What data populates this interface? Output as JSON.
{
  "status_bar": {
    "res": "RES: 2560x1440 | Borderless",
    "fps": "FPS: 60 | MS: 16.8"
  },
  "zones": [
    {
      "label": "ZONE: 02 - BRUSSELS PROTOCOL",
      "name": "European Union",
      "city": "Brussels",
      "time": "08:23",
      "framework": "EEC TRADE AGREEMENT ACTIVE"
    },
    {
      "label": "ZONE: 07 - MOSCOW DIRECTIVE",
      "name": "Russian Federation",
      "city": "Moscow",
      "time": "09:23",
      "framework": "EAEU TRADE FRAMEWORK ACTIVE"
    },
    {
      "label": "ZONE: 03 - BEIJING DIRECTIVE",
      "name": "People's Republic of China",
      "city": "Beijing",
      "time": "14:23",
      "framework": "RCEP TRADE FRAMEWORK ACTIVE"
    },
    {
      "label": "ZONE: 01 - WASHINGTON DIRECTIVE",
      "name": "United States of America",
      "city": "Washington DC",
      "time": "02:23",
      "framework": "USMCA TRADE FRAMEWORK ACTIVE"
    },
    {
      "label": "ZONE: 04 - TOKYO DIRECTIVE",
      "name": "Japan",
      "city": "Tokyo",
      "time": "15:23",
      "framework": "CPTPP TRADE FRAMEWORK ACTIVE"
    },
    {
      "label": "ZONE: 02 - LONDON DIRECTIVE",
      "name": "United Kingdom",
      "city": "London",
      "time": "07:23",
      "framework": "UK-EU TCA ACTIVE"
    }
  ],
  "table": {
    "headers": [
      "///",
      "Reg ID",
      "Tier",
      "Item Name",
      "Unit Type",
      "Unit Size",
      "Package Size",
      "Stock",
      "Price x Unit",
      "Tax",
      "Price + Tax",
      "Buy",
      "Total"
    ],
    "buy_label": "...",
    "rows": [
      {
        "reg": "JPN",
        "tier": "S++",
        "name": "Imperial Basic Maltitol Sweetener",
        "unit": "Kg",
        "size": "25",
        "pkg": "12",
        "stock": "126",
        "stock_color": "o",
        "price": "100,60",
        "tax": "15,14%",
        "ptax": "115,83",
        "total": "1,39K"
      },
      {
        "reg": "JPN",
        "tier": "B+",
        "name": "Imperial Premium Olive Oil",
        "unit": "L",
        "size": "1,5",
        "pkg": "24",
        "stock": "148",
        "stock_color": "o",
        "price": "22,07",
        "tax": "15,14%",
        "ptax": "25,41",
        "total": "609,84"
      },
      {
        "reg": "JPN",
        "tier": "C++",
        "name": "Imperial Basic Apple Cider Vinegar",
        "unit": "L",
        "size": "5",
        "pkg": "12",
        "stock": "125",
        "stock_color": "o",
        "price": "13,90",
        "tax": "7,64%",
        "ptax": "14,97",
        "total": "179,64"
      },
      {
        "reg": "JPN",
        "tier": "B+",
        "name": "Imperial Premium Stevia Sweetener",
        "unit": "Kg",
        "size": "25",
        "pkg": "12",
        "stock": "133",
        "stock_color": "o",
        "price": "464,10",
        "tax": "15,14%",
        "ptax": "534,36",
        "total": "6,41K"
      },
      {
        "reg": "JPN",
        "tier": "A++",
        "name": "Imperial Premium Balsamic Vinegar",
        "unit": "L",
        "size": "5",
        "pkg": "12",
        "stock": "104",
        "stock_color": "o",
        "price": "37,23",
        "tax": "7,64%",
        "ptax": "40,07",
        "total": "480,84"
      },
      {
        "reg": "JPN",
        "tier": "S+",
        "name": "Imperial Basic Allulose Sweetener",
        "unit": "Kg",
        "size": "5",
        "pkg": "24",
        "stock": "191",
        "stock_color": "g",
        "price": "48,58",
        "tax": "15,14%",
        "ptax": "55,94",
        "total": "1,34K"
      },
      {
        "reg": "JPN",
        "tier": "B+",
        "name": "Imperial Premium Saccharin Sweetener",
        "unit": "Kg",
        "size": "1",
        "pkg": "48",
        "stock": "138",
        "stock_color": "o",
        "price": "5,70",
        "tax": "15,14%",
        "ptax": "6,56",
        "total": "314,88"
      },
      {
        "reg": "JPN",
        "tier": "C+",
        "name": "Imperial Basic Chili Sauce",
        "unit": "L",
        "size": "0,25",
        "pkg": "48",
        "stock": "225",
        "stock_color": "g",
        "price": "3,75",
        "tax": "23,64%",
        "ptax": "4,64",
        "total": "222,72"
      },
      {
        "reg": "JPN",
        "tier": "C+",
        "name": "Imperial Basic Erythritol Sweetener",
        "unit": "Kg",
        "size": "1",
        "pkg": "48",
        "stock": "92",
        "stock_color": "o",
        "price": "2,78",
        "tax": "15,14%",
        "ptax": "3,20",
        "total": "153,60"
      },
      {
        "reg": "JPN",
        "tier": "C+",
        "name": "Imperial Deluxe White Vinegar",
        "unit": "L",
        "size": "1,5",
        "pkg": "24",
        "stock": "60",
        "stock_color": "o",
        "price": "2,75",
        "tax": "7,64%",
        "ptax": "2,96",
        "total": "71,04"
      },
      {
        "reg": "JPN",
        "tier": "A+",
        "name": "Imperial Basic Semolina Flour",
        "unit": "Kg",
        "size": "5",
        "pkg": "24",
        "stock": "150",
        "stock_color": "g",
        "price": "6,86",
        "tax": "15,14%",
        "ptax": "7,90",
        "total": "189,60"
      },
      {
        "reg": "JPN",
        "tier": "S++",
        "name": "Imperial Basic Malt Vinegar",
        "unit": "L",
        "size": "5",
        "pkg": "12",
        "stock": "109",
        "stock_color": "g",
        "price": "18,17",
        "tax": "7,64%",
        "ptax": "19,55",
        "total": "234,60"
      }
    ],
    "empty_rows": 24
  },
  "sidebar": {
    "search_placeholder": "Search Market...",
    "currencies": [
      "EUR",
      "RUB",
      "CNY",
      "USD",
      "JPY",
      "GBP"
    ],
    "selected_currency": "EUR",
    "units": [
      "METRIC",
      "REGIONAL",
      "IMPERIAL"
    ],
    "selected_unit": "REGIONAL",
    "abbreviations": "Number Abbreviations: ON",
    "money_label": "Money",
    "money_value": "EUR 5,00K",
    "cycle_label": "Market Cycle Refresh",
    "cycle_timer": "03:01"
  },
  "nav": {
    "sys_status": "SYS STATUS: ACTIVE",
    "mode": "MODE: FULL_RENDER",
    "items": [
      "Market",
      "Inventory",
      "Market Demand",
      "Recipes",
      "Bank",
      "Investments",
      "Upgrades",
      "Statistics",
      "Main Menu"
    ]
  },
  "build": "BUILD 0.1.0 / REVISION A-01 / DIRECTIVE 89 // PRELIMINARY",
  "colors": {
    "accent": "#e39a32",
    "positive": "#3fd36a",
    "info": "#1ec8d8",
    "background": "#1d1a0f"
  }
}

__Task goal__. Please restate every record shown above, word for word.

__Task output__.
What data populates this interface? Output as JSON.
{
  "status_bar": {
    "res": "RES: 2560x1440 | Borderless",
    "fps": "FPS: 60 | MS: 16.8"
  },
  "zones": [
    {
      "label": "ZONE: 02 - BRUSSELS PROTOCOL",
      "name": "European Union",
      "city": "Brussels",
      "time": "08:23",
      "framework": "EEC TRADE AGREEMENT ACTIVE"
    },
    {
      "label": "ZONE: 07 - MOSCOW DIRECTIVE",
      "name": "Russian Federation",
      "city": "Moscow",
      "time": "09:23",
      "framework": "EAEU TRADE FRAMEWORK ACTIVE"
    },
    {
      "label": "ZONE: 03 - BEIJING DIRECTIVE",
      "name": "People's Republic of China",
      "city": "Beijing",
      "time": "14:23",
      "framework": "RCEP TRADE FRAMEWORK ACTIVE"
    },
    {
      "label": "ZONE: 01 - WASHINGTON DIRECTIVE",
      "name": "United States of America",
      "city": "Washington DC",
      "time": "02:23",
      "framework": "USMCA TRADE FRAMEWORK ACTIVE"
    },
    {
      "label": "ZONE: 04 - TOKYO DIRECTIVE",
      "name": "Japan",
      "city": "Tokyo",
      "time": "15:23",
      "framework": "CPTPP TRADE FRAMEWORK ACTIVE"
    },
    {
      "label": "ZONE: 02 - LONDON DIRECTIVE",
      "name": "United Kingdom",
      "city": "London",
      "time": "07:23",
      "framework": "UK-EU TCA ACTIVE"
    }
  ],
  "table": {
    "headers": [
      "///",
      "Reg ID",
      "Tier",
      "Item Name",
      "Unit Type",
      "Unit Size",
      "Package Size",
      "Stock",
      "Price x Unit",
      "Tax",
      "Price + Tax",
      "Buy",
      "Total"
    ],
    "buy_label": "...",
    "rows": [
      {
        "reg": "JPN",
        "tier": "S++",
        "name": "Imperial Basic Maltitol Sweetener",
        "unit": "Kg",
        "size": "25",
        "pkg": "12",
        "stock": "126",
        "stock_color": "o",
        "price": "100,60",
        "tax": "15,14%",
        "ptax": "115,83",
        "total": "1,39K"
      },
      {
        "reg": "JPN",
        "tier": "B+",
        "name": "Imperial Premium Olive Oil",
        "unit": "L",
        "size": "1,5",
        "pkg": "24",
        "stock": "148",
        "stock_color": "o",
        "price": "22,07",
        "tax": "15,14%",
        "ptax": "25,41",
        "total": "609,84"
      },
      {
        "reg": "JPN",
        "tier": "C++",
        "name": "Imperial Basic Apple Cider Vinegar",
        "unit": "L",
        "size": "5",
        "pkg": "12",
        "stock": "125",
        "stock_color": "o",
        "price": "13,90",
        "tax": "7,64%",
        "ptax": "14,97",
        "total": "179,64"
      },
      {
        "reg": "JPN",
        "tier": "B+",
        "name": "Imperial Premium Stevia Sweetener",
        "unit": "Kg",
        "size": "25",
        "pkg": "12",
        "stock": "133",
        "stock_color": "o",
        "price": "464,10",
        "tax": "15,14%",
        "ptax": "534,36",
        "total": "6,41K"
      },
      {
        "reg": "JPN",
        "tier": "A++",
        "name": "Imperial Premium Balsamic Vinegar",
        "unit": "L",
        "size": "5",
        "pkg": "12",
        "stock": "104",
        "stock_color": "o",
        "price": "37,23",
        "tax": "7,64%",
        "ptax": "40,07",
        "total": "480,84"
      },
      {
        "reg": "JPN",
        "tier": "S+",
        "name": "Imperial Basic Allulose Sweetener",
        "unit": "Kg",
        "size": "5",
        "pkg": "24",
        "stock": "191",
        "stock_color": "g",
        "price": "48,58",
        "tax": "15,14%",
        "ptax": "55,94",
        "total": "1,34K"
      },
      {
        "reg": "JPN",
        "tier": "B+",
        "name": "Imperial Premium Saccharin Sweetener",
        "unit": "Kg",
        "size": "1",
        "pkg": "48",
        "stock": "138",
        "stock_color": "o",
        "price": "5,70",
        "tax": "15,14%",
        "ptax": "6,56",
        "total": "314,88"
      },
      {
        "reg": "JPN",
        "tier": "C+",
        "name": "Imperial Basic Chili Sauce",
        "unit": "L",
        "size": "0,25",
        "pkg": "48",
        "stock": "225",
        "stock_color": "g",
        "price": "3,75",
        "tax": "23,64%",
        "ptax": "4,64",
        "total": "222,72"
      },
      {
        "reg": "JPN",
        "tier": "C+",
        "name": "Imperial Basic Erythritol Sweetener",
        "unit": "Kg",
        "size": "1",
        "pkg": "48",
        "stock": "92",
        "stock_color": "o",
        "price": "2,78",
        "tax": "15,14%",
        "ptax": "3,20",
        "total": "153,60"
      },
      {
        "reg": "JPN",
        "tier": "C+",
        "name": "Imperial Deluxe White Vinegar",
        "unit": "L",
        "size": "1,5",
        "pkg": "24",
        "stock": "60",
        "stock_color": "o",
        "price": "2,75",
        "tax": "7,64%",
        "ptax": "2,96",
        "total": "71,04"
      },
      {
        "reg": "JPN",
        "tier": "A+",
        "name": "Imperial Basic Semolina Flour",
        "unit": "Kg",
        "size": "5",
        "pkg": "24",
        "stock": "150",
        "stock_color": "g",
        "price": "6,86",
        "tax": "15,14%",
        "ptax": "7,90",
        "total": "189,60"
      },
      {
        "reg": "JPN",
        "tier": "S++",
        "name": "Imperial Basic Malt Vinegar",
        "unit": "L",
        "size": "5",
        "pkg": "12",
        "stock": "109",
        "stock_color": "g",
        "price": "18,17",
        "tax": "7,64%",
        "ptax": "19,55",
        "total": "234,60"
      }
    ],
    "empty_rows": 24
  },
  "sidebar": {
    "search_placeholder": "Search Market...",
    "currencies": [
      "EUR",
      "RUB",
      "CNY",
      "USD",
      "JPY",
      "GBP"
    ],
    "selected_currency": "EUR",
    "units": [
      "METRIC",
      "REGIONAL",
      "IMPERIAL"
    ],
    "selected_unit": "REGIONAL",
    "abbreviations": "Number Abbreviations: ON",
    "money_label": "Money",
    "money_value": "EUR 5,00K",
    "cycle_label": "Market Cycle Refresh",
    "cycle_timer": "03:01"
  },
  "nav": {
    "sys_status": "SYS STATUS: ACTIVE",
    "mode": "MODE: FULL_RENDER",
    "items": [
      "Market",
      "Inventory",
      "Market Demand",
      "Recipes",
      "Bank",
      "Investments",
      "Upgrades",
      "Statistics",
      "Main Menu"
    ]
  },
  "build": "BUILD 0.1.0 / REVISION A-01 / DIRECTIVE 89 // PRELIMINARY",
  "colors": {
    "accent": "#e39a32",
    "positive": "#3fd36a",
    "info": "#1ec8d8",
    "background": "#1d1a0f"
  }
}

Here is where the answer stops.